▶ [Action item] Determine how many lines in the data below contain "warning" and write only that number.

===== The data =====

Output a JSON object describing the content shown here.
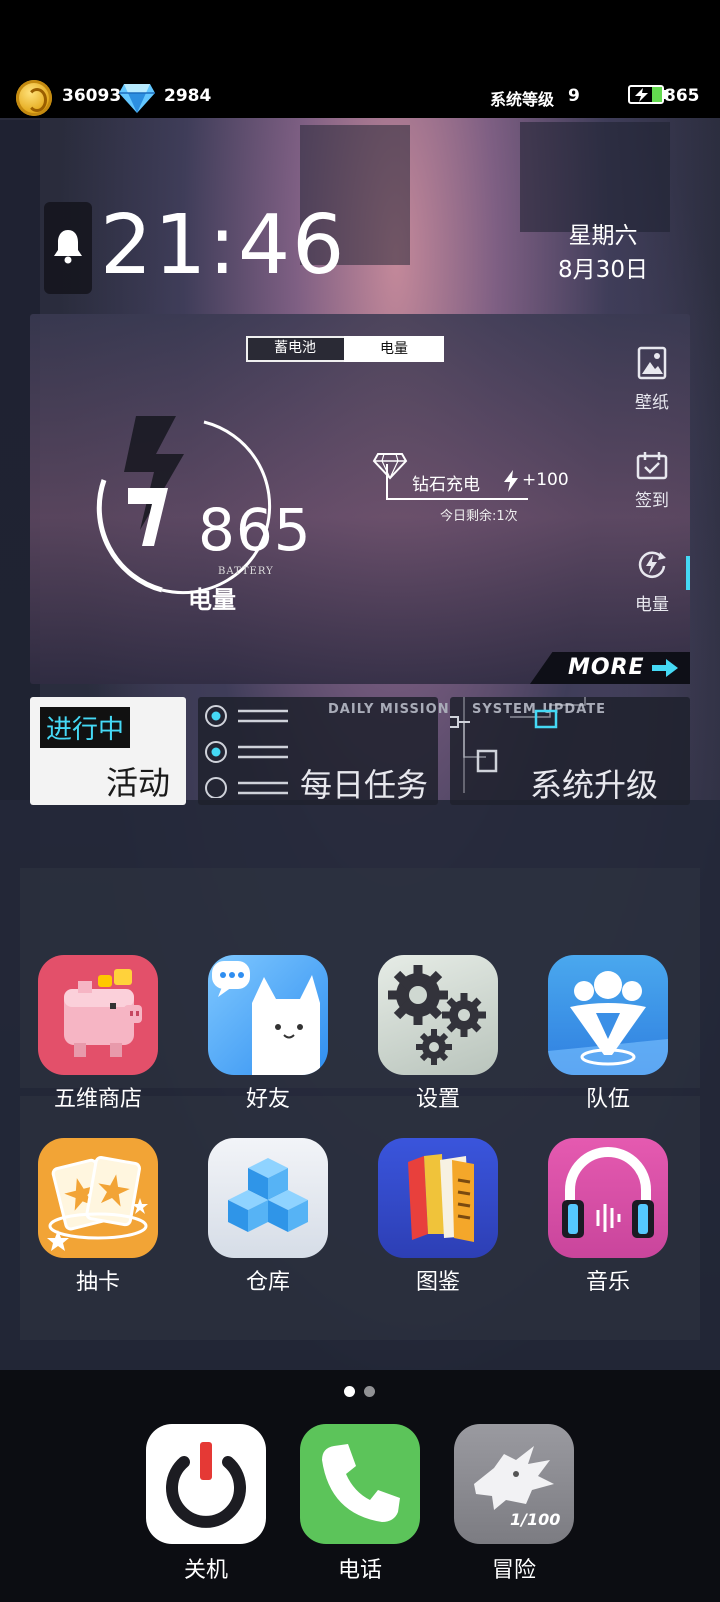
{
  "status_bar": {
    "coins": "36093",
    "diamonds": "2984",
    "system_level_label": "系统等级",
    "system_level": "9",
    "battery_value": "865"
  },
  "clock": {
    "time": "21:46",
    "weekday": "星期六",
    "date": "8月30日"
  },
  "battery_card": {
    "tab_storage": "蓄电池",
    "tab_power": "电量",
    "value": "865",
    "value_sub": "BATTERY",
    "label": "电量",
    "diamond_charge_label": "钻石充电",
    "diamond_charge_bonus": "+100",
    "remaining_today": "今日剩余:1次",
    "side_items": [
      {
        "label": "壁纸",
        "icon": "image-icon"
      },
      {
        "label": "签到",
        "icon": "checkin-icon"
      },
      {
        "label": "电量",
        "icon": "recharge-icon"
      }
    ],
    "more_label": "MORE"
  },
  "tiles": {
    "activity": {
      "badge": "进行中",
      "label": "活动"
    },
    "daily": {
      "caption": "DAILY MISSION",
      "label": "每日任务"
    },
    "system": {
      "caption": "SYSTEM UPDATE",
      "label": "系统升级"
    }
  },
  "apps_row1": [
    {
      "label": "五维商店",
      "icon": "piggy-bank-icon",
      "color": "#e3506a"
    },
    {
      "label": "好友",
      "icon": "cat-chat-icon",
      "color": "#3fa6f0"
    },
    {
      "label": "设置",
      "icon": "gear-icon",
      "color": "#cdd6cf"
    },
    {
      "label": "队伍",
      "icon": "team-icon",
      "color": "#4aa8ee"
    }
  ],
  "apps_row2": [
    {
      "label": "抽卡",
      "icon": "cards-icon",
      "color": "#f2a436"
    },
    {
      "label": "仓库",
      "icon": "cubes-icon",
      "color": "#e9edf3"
    },
    {
      "label": "图鉴",
      "icon": "books-icon",
      "color": "#3e59d8"
    },
    {
      "label": "音乐",
      "icon": "headphones-icon",
      "color": "#dc4fa8"
    }
  ],
  "page_indicator": {
    "pages": 2,
    "current": 1
  },
  "dock": [
    {
      "label": "关机",
      "icon": "power-icon",
      "color": "#ffffff"
    },
    {
      "label": "电话",
      "icon": "phone-icon",
      "color": "#5cc45a"
    },
    {
      "label": "冒险",
      "icon": "dragon-icon",
      "color": "#8e8e93",
      "badge": "1/100"
    }
  ],
  "colors": {
    "accent_cyan": "#45d9f5",
    "battery_green": "#63d94f"
  }
}
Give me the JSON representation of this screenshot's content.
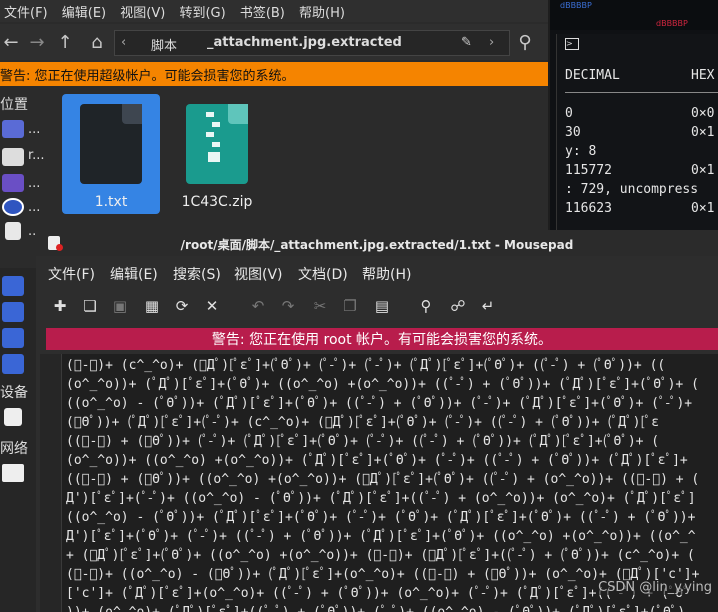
{
  "file_manager": {
    "menu": [
      "文件(F)",
      "编辑(E)",
      "视图(V)",
      "转到(G)",
      "书签(B)",
      "帮助(H)"
    ],
    "breadcrumb": [
      "脚本",
      "_attachment.jpg.extracted"
    ],
    "warning": "警告: 您正在使用超级帐户。可能会损害您的系统。",
    "sidebar": {
      "places_heading": "位置",
      "devices_heading": "设备",
      "network_heading": "网络",
      "items": [
        "...",
        "r...",
        "...",
        "...",
        "..."
      ]
    },
    "files": [
      {
        "name": "1.txt",
        "selected": true
      },
      {
        "name": "1C43C.zip",
        "selected": false
      }
    ]
  },
  "terminal": {
    "header": [
      "DECIMAL",
      "HEX"
    ],
    "lines": [
      "0",
      "0×0",
      "30",
      "0×1",
      "y: 8",
      "115772",
      "0×1",
      ": 729, uncompress",
      "116623",
      "0×1"
    ],
    "banner": "dBBBBP"
  },
  "mousepad": {
    "title": "/root/桌面/脚本/_attachment.jpg.extracted/1.txt - Mousepad",
    "menu": [
      "文件(F)",
      "编辑(E)",
      "搜索(S)",
      "视图(V)",
      "文档(D)",
      "帮助(H)"
    ],
    "warning": "警告: 您正在使用 root 帐户。有可能会损害您的系统。",
    "code_lines": [
      "(ﾟ-ﾟ)+ (c^_^o)+ (ﾟДﾟ)[ﾟεﾟ]+(ﾟΘﾟ)+ (ﾟ-ﾟ)+ (ﾟ-ﾟ)+ (ﾟДﾟ)[ﾟεﾟ]+(ﾟΘﾟ)+ ((ﾟ-ﾟ) + (ﾟΘﾟ))+ ((",
      "(o^_^o))+ (ﾟДﾟ)[ﾟεﾟ]+(ﾟΘﾟ)+ ((o^_^o) +(o^_^o))+ ((ﾟ-ﾟ) + (ﾟΘﾟ))+ (ﾟДﾟ)[ﾟεﾟ]+(ﾟΘﾟ)+ (",
      "((o^_^o) - (ﾟΘﾟ))+ (ﾟДﾟ)[ﾟεﾟ]+(ﾟΘﾟ)+ ((ﾟ-ﾟ) + (ﾟΘﾟ))+ (ﾟ-ﾟ)+ (ﾟДﾟ)[ﾟεﾟ]+(ﾟΘﾟ)+ (ﾟ-ﾟ)+",
      "(ﾟΘﾟ))+ (ﾟДﾟ)[ﾟεﾟ]+(ﾟ-ﾟ)+ (c^_^o)+ (ﾟДﾟ)[ﾟεﾟ]+(ﾟΘﾟ)+ (ﾟ-ﾟ)+ ((ﾟ-ﾟ) + (ﾟΘﾟ))+ (ﾟДﾟ)[ﾟε",
      "((ﾟ-ﾟ) + (ﾟΘﾟ))+ (ﾟ-ﾟ)+ (ﾟДﾟ)[ﾟεﾟ]+(ﾟΘﾟ)+ (ﾟ-ﾟ)+ ((ﾟ-ﾟ) + (ﾟΘﾟ))+ (ﾟДﾟ)[ﾟεﾟ]+(ﾟΘﾟ)+ (",
      "(o^_^o))+ ((o^_^o) +(o^_^o))+ (ﾟДﾟ)[ﾟεﾟ]+(ﾟΘﾟ)+ (ﾟ-ﾟ)+ ((ﾟ-ﾟ) + (ﾟΘﾟ))+ (ﾟДﾟ)[ﾟεﾟ]+",
      "((ﾟ-ﾟ) + (ﾟΘﾟ))+ ((o^_^o) +(o^_^o))+ (ﾟДﾟ)[ﾟεﾟ]+(ﾟΘﾟ)+ ((ﾟ-ﾟ) + (o^_^o))+ ((ﾟ-ﾟ) + (",
      "Д')[ﾟεﾟ]+(ﾟ-ﾟ)+ ((o^_^o) - (ﾟΘﾟ))+ (ﾟДﾟ)[ﾟεﾟ]+((ﾟ-ﾟ) + (o^_^o))+ (o^_^o)+ (ﾟДﾟ)[ﾟεﾟ]",
      "((o^_^o) - (ﾟΘﾟ))+ (ﾟДﾟ)[ﾟεﾟ]+(ﾟΘﾟ)+ (ﾟ-ﾟ)+ (ﾟΘﾟ)+ (ﾟДﾟ)[ﾟεﾟ]+(ﾟΘﾟ)+ ((ﾟ-ﾟ) + (ﾟΘﾟ))+",
      "Д')[ﾟεﾟ]+(ﾟΘﾟ)+ (ﾟ-ﾟ)+ ((ﾟ-ﾟ) + (ﾟΘﾟ))+ (ﾟДﾟ)[ﾟεﾟ]+(ﾟΘﾟ)+ ((o^_^o) +(o^_^o))+ ((o^_^",
      "+ (ﾟДﾟ)[ﾟεﾟ]+(ﾟΘﾟ)+ ((o^_^o) +(o^_^o))+ (ﾟ-ﾟ)+ (ﾟДﾟ)[ﾟεﾟ]+((ﾟ-ﾟ) + (ﾟΘﾟ))+ (c^_^o)+ (",
      "(ﾟ-ﾟ)+ ((o^_^o) - (ﾟΘﾟ))+ (ﾟДﾟ)[ﾟεﾟ]+(o^_^o)+ ((ﾟ-ﾟ) + (ﾟΘﾟ))+ (o^_^o)+ (ﾟДﾟ)['c']+",
      "['c']+ (ﾟДﾟ)[ﾟεﾟ]+(o^_^o)+ ((ﾟ-ﾟ) + (ﾟΘﾟ))+ (o^_^o)+ (ﾟ-ﾟ)+ (ﾟДﾟ)[ﾟεﾟ]+((ﾟ-ﾟ) + (ﾟΘﾟ",
      "))+ (o^_^o)+ (ﾟДﾟ)[ﾟεﾟ]+((ﾟ-ﾟ) + (ﾟΘﾟ))+ (ﾟ-ﾟ)+ ((o^_^o) - (ﾟΘﾟ))+ (ﾟДﾟ)[ﾟεﾟ]+(ﾟΘﾟ)"
    ],
    "watermark": "CSDN @lin_y.ying"
  }
}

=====

▶ [Answer space] 2